Federal investigators have begun issuing subpoenas to landlords who leased space to City Councilman Larry B. Seabrook and several nonprofit groups closely linked to him after a published report last week that the groups had billed New York City more than $100,000 in inflated rent payments.
At least one of the landlords confirmed receiving a subpoena this week from the Justice Department but said he was instructed not to discuss it.
“I got it, that’s all I can say,” said Herb Brooks, who leases a building at 3687 White Plains Road in the Bronx and sublets it to Mr. Seabrook for his City Council district office and for nonprofit groups linked to him.
The New York Times reported last week that in at least two cases, Mr. Seabrook rented buildings from landlords at one price and struck side deals with the landlords to share the space, for an additional fee, with a nonprofit organization he founded.
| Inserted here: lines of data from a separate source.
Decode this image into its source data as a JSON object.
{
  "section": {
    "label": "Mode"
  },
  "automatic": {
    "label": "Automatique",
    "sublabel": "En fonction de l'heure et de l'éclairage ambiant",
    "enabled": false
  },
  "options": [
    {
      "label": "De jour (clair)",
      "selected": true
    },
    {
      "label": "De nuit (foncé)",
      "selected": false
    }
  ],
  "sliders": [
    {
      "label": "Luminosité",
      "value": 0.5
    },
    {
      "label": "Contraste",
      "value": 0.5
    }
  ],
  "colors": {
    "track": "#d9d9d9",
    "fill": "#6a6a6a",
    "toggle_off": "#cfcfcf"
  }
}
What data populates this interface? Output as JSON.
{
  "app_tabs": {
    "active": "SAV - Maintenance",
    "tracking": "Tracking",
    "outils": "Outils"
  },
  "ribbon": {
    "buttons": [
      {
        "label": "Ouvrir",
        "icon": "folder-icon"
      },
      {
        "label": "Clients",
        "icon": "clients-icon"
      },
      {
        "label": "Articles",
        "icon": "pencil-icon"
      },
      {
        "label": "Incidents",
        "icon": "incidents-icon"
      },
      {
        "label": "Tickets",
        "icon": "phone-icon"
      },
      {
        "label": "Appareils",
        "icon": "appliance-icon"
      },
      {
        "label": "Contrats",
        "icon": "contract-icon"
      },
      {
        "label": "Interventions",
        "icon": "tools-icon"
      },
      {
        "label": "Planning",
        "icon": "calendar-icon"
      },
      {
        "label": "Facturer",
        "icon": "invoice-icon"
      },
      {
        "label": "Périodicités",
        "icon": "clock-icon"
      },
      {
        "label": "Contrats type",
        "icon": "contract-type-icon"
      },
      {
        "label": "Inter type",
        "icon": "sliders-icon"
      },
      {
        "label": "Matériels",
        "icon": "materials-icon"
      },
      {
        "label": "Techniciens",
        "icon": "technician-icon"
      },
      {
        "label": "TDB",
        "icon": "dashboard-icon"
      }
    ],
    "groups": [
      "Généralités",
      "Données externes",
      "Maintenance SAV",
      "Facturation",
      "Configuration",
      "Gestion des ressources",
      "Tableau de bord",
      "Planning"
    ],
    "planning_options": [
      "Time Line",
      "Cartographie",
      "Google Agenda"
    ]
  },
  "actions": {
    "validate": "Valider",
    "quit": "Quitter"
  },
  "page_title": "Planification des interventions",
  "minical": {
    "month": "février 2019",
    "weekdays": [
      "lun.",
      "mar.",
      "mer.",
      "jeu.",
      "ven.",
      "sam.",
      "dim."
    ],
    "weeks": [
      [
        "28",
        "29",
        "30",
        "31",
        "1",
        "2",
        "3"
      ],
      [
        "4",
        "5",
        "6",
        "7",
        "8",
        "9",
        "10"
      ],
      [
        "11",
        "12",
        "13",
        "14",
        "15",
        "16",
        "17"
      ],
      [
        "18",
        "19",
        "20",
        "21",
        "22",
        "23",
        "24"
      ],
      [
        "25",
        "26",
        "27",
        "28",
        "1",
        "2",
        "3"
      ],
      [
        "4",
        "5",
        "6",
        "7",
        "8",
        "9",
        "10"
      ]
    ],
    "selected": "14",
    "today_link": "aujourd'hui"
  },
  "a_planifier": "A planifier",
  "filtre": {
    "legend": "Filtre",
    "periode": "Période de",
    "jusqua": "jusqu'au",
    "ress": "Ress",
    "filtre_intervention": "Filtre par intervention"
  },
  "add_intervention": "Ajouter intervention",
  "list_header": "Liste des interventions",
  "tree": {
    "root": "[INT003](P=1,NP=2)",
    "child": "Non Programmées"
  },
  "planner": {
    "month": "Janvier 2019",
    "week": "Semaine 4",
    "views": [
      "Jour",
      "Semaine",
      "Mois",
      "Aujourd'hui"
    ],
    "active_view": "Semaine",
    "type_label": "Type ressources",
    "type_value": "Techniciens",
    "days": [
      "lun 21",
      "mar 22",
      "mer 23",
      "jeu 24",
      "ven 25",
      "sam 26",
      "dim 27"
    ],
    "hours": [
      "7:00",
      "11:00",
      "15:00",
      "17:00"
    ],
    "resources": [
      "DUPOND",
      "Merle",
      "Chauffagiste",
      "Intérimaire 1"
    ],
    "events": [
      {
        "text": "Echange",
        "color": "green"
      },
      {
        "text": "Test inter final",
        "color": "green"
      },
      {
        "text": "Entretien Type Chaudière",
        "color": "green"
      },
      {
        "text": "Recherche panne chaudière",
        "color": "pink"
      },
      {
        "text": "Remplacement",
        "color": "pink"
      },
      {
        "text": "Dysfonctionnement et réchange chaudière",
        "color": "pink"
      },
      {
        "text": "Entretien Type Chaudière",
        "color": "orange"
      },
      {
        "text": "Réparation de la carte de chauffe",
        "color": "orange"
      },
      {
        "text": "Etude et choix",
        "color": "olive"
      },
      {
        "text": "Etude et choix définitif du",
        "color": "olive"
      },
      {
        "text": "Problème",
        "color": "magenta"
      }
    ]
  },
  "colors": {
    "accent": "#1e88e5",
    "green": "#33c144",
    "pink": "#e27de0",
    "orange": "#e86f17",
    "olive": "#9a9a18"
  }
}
The organization, the African-American Bronx Unity Day Parade Inc., then sublet the space at far higher rates to three other nonprofit groups that were run by the councilman’s associates and funded through his Council discretionary funds, city records and interviews showed. Two of the nonprofit groups also billed the city for a building they did not occupy.
From July 2004 through March 2007, the city paid more than $156,900 in rent reimbursements for space that cost the parade organization only $40,000 to rent, The Times found.
Mr. Brooks, for example, said Mr. Seabrook personally arranged a deal with him in 2005 to rent part of the building at $30,000 a year for his district office to be paid directly by the City Council, and to use the remaining space for nonprofit groups for an additional $10,000 a year.
But city records show that two nonprofit groups, the Northeast Bronx Redevelopment Corporation and the African-American Legal and Civic Hall of Fame, submitted invoices to the city indicating they had paid $72,000 a year, on top of the $30,000 paid by the Council. The invoices listed the African-American Bronx Unity Day Parade as the landlord. Mr. Brooks said he had nothing to do with the city billings and only received the $40,000 he billed directly to Mr. Seabrook.
A lawyer for another landlord said he could not discuss whether his client had been subpoenaed. A third landlord said she had not yet been contacted by the authorities.
The subpoenas appear to be an expansion of an investigation underway by the city’s Department of Investigation and the United States attorney’s office for the Southern District of New York, which have been looking into the spending practices of nonprofit groups that receive money through the City Council and other government agencies. The inquiry has led to the arrests of two Council aides and two nonprofit officials, but has not implicated any council member. Both agencies declined comment on Wednesday, and calls to Mr. Seabrook’s office were not returned.
Russ Buettner contributed reporting.